This is a wonderful and especially scenic National Park, with two lakes connected by a channel overlooked by a high peninsula. In addition to the lakes there are volcanic craters, grassy plains, papyrus swamps, open savannahs and tropical forests. Queen Elizabeth Park is ranked as Uganda’s most visited game reserve.
The park is located in the western region of Uganda cutting through 3 districts of Kasese, Bushenyi and Rukungiri thus covering an area of around 1,978 sq km. North east of the park
is Lake George, Lake Edward lies south west and the Kazinga channel that connects the two lakes runs through the vast park. Besides the lakes are other volcanic features like volcanic cones, small crater lakes like Lake Katwe from which salt is mined in Uganda.
Queen Elizabeth National Park Safari
Queen Elizabeth National Park was established in 1952 and is run by Uganda Wildlife Authority
just like many of the other Uganda national parks
. The vast Uganda national park covers the tropical rainforest called Maramagambo forest and then borders Kyambura game reserve, Kibale national park, Kigezi Game reserve and Virunga National Park on the DR Congo border.
Kyambura Gorge on the northeast boundary of the Park is real Tarzan territory with thick treetop canopies and vines dangling down to the soft forest floor. The terrain comes complete with chimpanzees that crash about and chatter high up in the branches. If they don’t feel like being seen, they just keep one step ahead of the out-of-breath terrestrial visitors.

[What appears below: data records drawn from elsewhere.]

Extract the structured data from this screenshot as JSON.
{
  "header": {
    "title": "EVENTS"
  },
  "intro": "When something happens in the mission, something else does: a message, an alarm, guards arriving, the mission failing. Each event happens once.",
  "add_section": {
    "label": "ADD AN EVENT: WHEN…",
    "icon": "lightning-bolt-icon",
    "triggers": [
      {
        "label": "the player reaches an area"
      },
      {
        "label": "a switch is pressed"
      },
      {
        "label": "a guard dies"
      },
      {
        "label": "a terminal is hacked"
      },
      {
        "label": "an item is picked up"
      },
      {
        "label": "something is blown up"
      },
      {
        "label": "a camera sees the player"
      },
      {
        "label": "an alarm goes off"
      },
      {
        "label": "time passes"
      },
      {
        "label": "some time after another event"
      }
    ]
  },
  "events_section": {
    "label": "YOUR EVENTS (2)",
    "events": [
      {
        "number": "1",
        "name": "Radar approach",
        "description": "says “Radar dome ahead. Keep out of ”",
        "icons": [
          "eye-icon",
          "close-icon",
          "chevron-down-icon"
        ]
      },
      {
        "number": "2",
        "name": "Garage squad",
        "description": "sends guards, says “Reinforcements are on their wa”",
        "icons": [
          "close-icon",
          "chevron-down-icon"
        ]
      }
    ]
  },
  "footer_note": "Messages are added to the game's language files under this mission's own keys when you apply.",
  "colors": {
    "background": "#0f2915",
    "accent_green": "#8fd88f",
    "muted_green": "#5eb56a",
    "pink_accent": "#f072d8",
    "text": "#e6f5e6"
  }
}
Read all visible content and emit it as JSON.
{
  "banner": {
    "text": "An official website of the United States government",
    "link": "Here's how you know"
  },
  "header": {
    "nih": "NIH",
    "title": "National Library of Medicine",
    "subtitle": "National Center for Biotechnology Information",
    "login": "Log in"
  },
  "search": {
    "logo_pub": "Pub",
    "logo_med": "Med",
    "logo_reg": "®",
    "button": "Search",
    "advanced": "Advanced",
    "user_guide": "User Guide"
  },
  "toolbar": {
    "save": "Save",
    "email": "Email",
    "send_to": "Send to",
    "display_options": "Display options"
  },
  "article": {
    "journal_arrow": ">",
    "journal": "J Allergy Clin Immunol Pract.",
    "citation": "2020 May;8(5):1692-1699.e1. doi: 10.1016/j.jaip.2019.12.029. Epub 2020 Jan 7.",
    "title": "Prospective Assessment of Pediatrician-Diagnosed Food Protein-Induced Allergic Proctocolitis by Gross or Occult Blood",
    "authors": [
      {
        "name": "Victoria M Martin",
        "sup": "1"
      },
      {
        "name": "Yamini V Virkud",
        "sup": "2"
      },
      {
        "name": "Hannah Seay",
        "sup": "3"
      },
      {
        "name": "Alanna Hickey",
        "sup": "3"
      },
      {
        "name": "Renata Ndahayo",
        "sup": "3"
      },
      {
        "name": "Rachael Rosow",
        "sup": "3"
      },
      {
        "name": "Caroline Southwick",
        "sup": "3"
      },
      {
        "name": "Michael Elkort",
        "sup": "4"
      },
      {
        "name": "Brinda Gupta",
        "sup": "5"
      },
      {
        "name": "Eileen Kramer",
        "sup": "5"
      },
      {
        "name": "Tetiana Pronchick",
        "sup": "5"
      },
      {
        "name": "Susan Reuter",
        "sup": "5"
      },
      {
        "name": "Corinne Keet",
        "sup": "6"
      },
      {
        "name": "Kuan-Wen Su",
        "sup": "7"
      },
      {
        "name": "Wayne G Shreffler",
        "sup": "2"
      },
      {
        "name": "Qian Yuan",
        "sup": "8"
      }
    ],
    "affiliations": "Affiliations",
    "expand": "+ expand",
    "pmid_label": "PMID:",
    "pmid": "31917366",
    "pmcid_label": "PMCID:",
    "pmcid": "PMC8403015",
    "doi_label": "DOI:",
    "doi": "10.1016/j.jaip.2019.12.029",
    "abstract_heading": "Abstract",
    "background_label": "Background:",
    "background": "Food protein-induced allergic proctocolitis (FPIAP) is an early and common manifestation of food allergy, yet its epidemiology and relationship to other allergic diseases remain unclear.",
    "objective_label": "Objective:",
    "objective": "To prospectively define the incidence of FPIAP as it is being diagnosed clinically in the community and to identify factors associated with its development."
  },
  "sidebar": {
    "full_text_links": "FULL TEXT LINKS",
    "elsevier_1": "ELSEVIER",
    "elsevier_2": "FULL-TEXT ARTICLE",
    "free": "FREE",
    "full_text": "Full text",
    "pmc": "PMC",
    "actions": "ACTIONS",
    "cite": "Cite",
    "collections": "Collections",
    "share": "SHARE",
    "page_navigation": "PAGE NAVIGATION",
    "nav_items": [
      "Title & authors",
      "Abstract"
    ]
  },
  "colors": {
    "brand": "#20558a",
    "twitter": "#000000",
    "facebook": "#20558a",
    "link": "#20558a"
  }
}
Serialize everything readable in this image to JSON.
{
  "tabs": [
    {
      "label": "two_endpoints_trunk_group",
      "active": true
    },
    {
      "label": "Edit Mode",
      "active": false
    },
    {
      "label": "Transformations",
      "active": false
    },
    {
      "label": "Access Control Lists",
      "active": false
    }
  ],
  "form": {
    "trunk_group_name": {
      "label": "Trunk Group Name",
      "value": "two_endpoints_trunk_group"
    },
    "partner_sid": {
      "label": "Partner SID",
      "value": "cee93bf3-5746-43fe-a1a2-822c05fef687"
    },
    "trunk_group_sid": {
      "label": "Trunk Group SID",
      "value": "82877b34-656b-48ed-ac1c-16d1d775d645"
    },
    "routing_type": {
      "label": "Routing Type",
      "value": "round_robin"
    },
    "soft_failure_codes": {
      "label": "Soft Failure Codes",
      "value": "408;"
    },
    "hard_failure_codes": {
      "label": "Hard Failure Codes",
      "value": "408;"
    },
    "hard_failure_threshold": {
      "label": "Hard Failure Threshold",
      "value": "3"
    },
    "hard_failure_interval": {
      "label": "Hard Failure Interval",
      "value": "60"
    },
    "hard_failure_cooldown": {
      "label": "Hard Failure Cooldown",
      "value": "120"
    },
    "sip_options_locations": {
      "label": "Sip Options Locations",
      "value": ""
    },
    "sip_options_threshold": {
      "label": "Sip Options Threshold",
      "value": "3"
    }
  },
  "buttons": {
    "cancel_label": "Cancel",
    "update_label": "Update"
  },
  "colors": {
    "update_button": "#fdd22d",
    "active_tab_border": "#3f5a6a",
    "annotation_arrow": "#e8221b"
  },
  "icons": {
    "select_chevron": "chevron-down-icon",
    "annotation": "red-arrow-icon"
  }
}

The caves on Kyambura gorge house thousands of birds and large snakes like pythons that feed on these abundant prey.
The Maramagambo Forest, south of the Kazinga Channel is also home to large numbers of chimps, plus a number of other monkey species.
As a result of such varied habitats, QENP has one of the highest biodiversity ratings in the world, with almost 100 mammal species and an incredible 606 bird species.
Much of Uganda’s wildlife was poached out in the past, especially elephants, but now the area is protected and elephants numbers are boosted by those entering the park from the Congo, where poaching is still a problem.
The Kazinga Channel alone is said to contain the world’s largest concentration of hippos, but interestingly enough not many crocodiles! Other sighted animals include warthogs, buffalo, rare aquatic sitatunga antelope, giant forest hog, beautifully horned Uganda kob, topi, waterbuck, elephant, buffaloes and leopard. More than 10 predators roam the park including lions, leopards, stripped jackals and spotted hyenas. Primates are not a surprise, you’ll find chimpanzees, blue monkeys, olive baboons, red tailed monkeys and colobus monkeys
If you have not heard of the
is the place where you’ll spot some of the lionesses lounging in the trees upon the afternoon heat
Some rare and odd birds inhabit this park and keen birders come from all over the world to clock up a sighting of the shoe bill stork, Egyptian geese, yellow billed stork, white pelicans, martial eagles, papyrus gonolek, eagle owl, flamingoes, African fish eagle and other water birds that make 610 different birds recorded in this park and its surroundings. A great way to see both the birds and the mammals is from a luxury cruise or boat ride on the Kazinga Channel.
The park is located 376 km from Kampala off Kampala-Mbarara highway within the south western hills of Uganda with scenic views of the towering
June to September is the dry season within the park and most animals draw near the Kazinga channel for a drink. January and February are very hot months making the best period to visit Queen Elizabeth Park for Game viewing. The rains starting October to December, March to May, the roads are quite slippery and only 4WDs can traverse the park on game drives.
There is plenty of queen Elizabeth National park accommodation starting with luxury safari lodges, grass thatched cottages, bush camps and tented camp with remarkable room and service. Find luxury accommodation from
, Paraa safari lodge, Chobe safari Lodge and Ishasha wilderness camp